Tags: selections · World History and The Eonic Effect

8 responses so far ↓

  • 1 Stephen P. Smith // Mar 10, 2009 at 9:15 pm

    “… temporal oscillation. All we can do is notice this isomorphism, and proceed on our own way with our self-sufficient model, which exploits a dualism of levels for purely practical system model reasons….. Since our transitions are phenomenon yet noumenally tuned, we must consider that in some fashion our eonic sequence oscillates near the limits of manifestation (a statement bordering on a kind of metaphysics we haven’t allowed), and at the limits of our representations we see the inexplicable appearance of the freedom generator. The long lost mediating factor between the phenomenon and the noumenon suddenly appears, where least expected, in history itself. We must suspect that the ‘teleological’ aspect is beyond the limits of our representations, noumenal, as all that we see is phenomenon, directionality, a stupendous oscillation”
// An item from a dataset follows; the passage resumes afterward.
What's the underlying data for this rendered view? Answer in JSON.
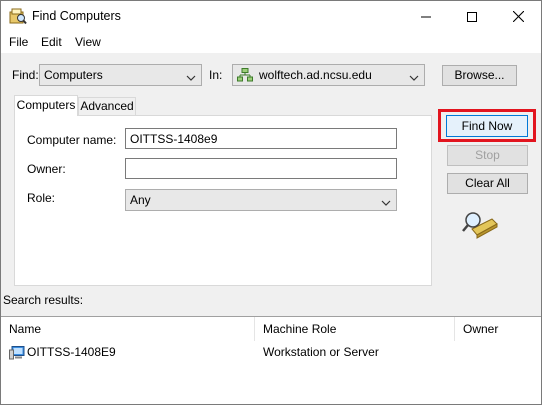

    I was born under a wandering star!

  • 2 nemo // Mar 11, 2009 at 12:15 pm

    What?

    (explain)

  • 3 Stephen P. Smith // Mar 11, 2009 at 1:37 pm

    A “stupendous oscillation,” and somethings slips off into the “noumenal.” These are your words, are they not?
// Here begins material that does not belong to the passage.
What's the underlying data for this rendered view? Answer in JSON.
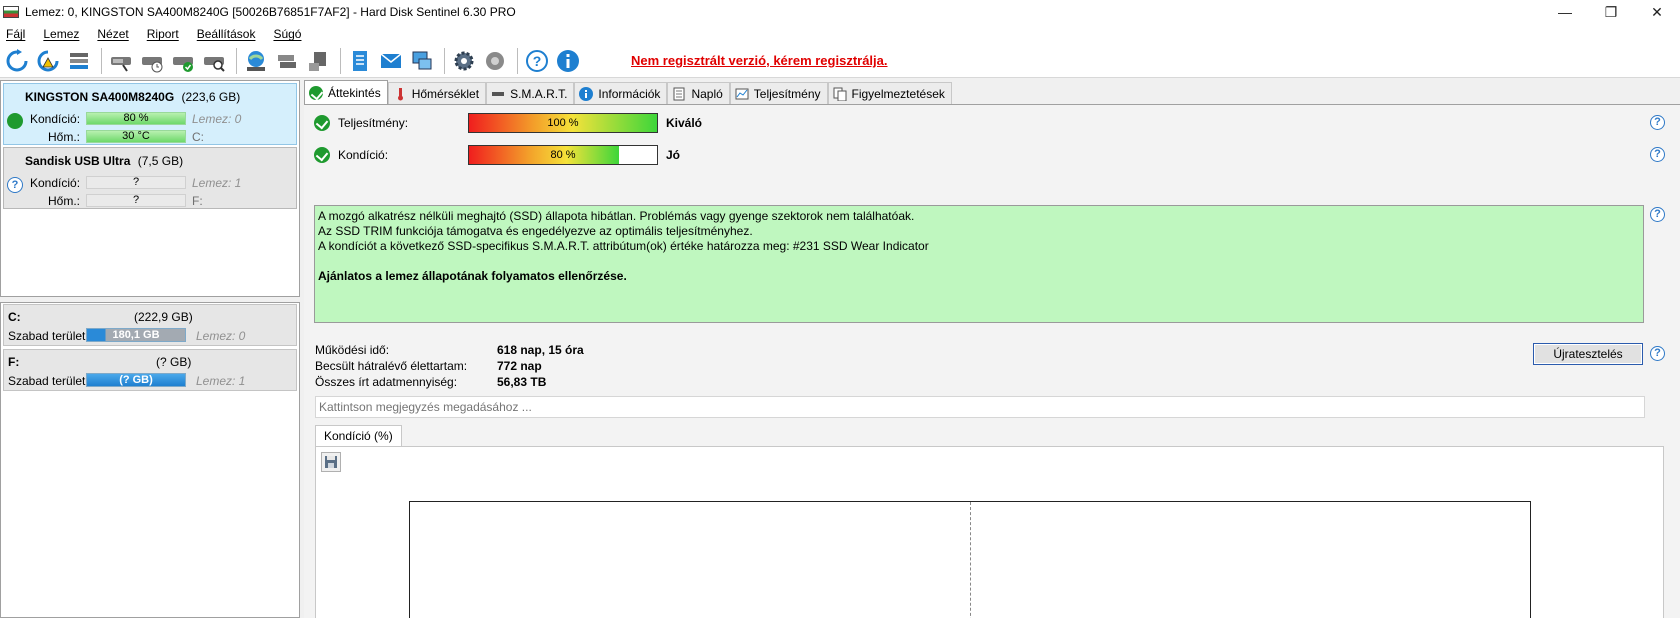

    Follow it if you may, and enter the “hidden entrance to transcendental idealism.” But don’t be too literal and controlling with the “mediating factor between the phenomenon and the noumenon,” it does not fit to our caricatures. Again these are your words, and it seems we are always saying goodbye (i.e., looking back at the “appearance of the freedom generator” and finding the eonic pattern).
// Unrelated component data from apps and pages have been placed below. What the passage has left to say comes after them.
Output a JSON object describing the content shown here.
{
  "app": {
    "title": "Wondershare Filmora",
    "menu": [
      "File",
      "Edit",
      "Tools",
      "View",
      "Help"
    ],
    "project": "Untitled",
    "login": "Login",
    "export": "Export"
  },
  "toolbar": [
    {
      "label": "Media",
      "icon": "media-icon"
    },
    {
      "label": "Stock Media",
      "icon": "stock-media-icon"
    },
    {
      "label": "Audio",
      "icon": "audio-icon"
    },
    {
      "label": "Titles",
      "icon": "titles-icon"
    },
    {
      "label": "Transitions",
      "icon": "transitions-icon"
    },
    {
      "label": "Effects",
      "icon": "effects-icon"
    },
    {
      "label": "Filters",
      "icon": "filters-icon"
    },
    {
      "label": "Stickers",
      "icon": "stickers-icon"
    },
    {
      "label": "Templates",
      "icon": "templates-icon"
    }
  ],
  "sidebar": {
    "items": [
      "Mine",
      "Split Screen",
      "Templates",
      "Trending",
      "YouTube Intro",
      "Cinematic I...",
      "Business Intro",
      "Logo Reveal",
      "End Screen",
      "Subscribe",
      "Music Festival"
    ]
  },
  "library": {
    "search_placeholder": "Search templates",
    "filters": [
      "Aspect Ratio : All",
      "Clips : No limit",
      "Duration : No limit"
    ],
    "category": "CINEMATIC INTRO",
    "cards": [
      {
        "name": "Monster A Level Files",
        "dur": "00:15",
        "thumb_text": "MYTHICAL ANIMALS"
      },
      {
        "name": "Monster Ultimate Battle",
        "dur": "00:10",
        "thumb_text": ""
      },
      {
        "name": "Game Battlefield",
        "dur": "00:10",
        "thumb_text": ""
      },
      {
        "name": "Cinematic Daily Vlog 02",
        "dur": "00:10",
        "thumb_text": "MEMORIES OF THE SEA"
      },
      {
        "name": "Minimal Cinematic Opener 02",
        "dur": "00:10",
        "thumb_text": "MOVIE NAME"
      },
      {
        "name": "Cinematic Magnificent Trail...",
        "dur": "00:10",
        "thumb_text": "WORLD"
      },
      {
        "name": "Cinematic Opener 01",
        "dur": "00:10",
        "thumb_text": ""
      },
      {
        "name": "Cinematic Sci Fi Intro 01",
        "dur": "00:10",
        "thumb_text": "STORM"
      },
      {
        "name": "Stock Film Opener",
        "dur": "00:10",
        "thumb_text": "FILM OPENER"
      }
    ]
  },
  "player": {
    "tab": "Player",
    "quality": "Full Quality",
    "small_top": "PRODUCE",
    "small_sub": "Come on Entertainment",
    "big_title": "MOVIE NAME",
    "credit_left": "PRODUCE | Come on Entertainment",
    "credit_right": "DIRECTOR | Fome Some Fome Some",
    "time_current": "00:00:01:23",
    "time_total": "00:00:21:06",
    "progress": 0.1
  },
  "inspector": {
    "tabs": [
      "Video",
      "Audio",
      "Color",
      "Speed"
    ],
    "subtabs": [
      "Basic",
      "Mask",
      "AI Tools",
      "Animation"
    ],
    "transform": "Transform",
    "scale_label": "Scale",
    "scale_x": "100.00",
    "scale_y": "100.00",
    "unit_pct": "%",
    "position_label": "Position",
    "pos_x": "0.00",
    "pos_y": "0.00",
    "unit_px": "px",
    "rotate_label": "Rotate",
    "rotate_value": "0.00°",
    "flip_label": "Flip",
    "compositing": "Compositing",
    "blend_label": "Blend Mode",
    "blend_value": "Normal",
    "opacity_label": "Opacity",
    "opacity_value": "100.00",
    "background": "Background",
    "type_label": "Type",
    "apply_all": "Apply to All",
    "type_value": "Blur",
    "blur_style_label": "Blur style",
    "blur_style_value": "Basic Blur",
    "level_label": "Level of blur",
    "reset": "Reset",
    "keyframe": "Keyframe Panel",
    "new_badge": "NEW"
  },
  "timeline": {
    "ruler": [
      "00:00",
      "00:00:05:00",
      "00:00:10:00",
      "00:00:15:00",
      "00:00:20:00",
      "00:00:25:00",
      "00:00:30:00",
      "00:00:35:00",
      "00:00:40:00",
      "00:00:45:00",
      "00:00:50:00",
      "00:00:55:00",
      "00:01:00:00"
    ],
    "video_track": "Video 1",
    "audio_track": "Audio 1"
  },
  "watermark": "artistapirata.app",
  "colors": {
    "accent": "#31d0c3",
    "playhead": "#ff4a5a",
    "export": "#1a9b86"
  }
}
    We heard this song before in the lyrics below!

    BORN UNDER A WANDERIN’ STAR

    I was born under a wanderin’ star.
    I was born under a wanderin’ star.

    Wheels are made for rollin’, mules are made to pack.
    I’ve never seen a site that didn’t look better lookin’ back.

    I was born under a wanderin’ star.

    Mud can make you prisoner and the plains can bake you dry.
    Snow can burn your eyes but only people make you cry.
    Home is made for comin’ from, for dreams of goin’ to.
    Which with any luck will never come true.

    I was born under a wanderin’ star.
    I was born under a wanderin’ star.

    Do I know where hell is, hell is in hell-o.
    Heaven is good-bye forever it’s time for me to go.

    I was born under a wanderin’ star, a wanderin’, wanderin’ star.

    Mud can make you prisoner and the plains can bake you dry.
    Snow can burn your eyes but only people make you cry.
    Home is made for comin’ from, for dreams of goin’ to.
    Which with any luck will never come true.

    I was born under a wanderin’ star.
    I was born under a wanderin’ star.

    When I get to heaven tie me to a tree.
    Or I’ll begin to roam and soon you’ll know where I will be.

    I was born under a wanderin’ star.
    A wanderin’, wanderin’ star.

  • 4 nemo // Mar 11, 2009 at 3:29 pm

    I will have to play dumb on this one.

  • 5 James // Mar 11, 2009 at 3:36 pm

    WTF!?

  • 6 Darwiniana » Wild goose chase of phenomenal ‘theories of evolution’ // Mar 11, 2009 at 3:39 pm

    […] Comment on A hidden entrance to ‘transcendental idealism’ Thanks for these remarks, whatever they mean. […]

  • 7 nemo // Mar 11, 2009 at 6:40 pm

    Hucklebird is a crypto-Hegelian: whenever he sees a phrase like ‘mediating the noumenon and the phenomenon’ he leaps from the Bushes in Hegelian war paint.

    I value his opinions, in any case.

    The idea that the hidden teleological expresses itself as a cyclical phenomenon is perhaps the most original idea in the eonic model, but it may not make any sense at first.

  • 8 Darwiniana » Striking out on transcendental idealism // Mar 11, 2009 at 6:59 pm

    […] Comments on A Hidden Entrance To Transcendental Idealism OUr culture forces us to strike out completely on the issues of transcendental idealism. I am not a member of the cult, only a student of the way that Kant and Newton work together in the drama of the Enlightenment. The question is not hard: if you accept universal causality then question of values, ethics, freedom, and the aesthetic are illusions, with no further place in human life in an age of science. Kant saw this absurd consequence in the legacy of Newton and mapped out a way to deal with it. […]

Leave a Comment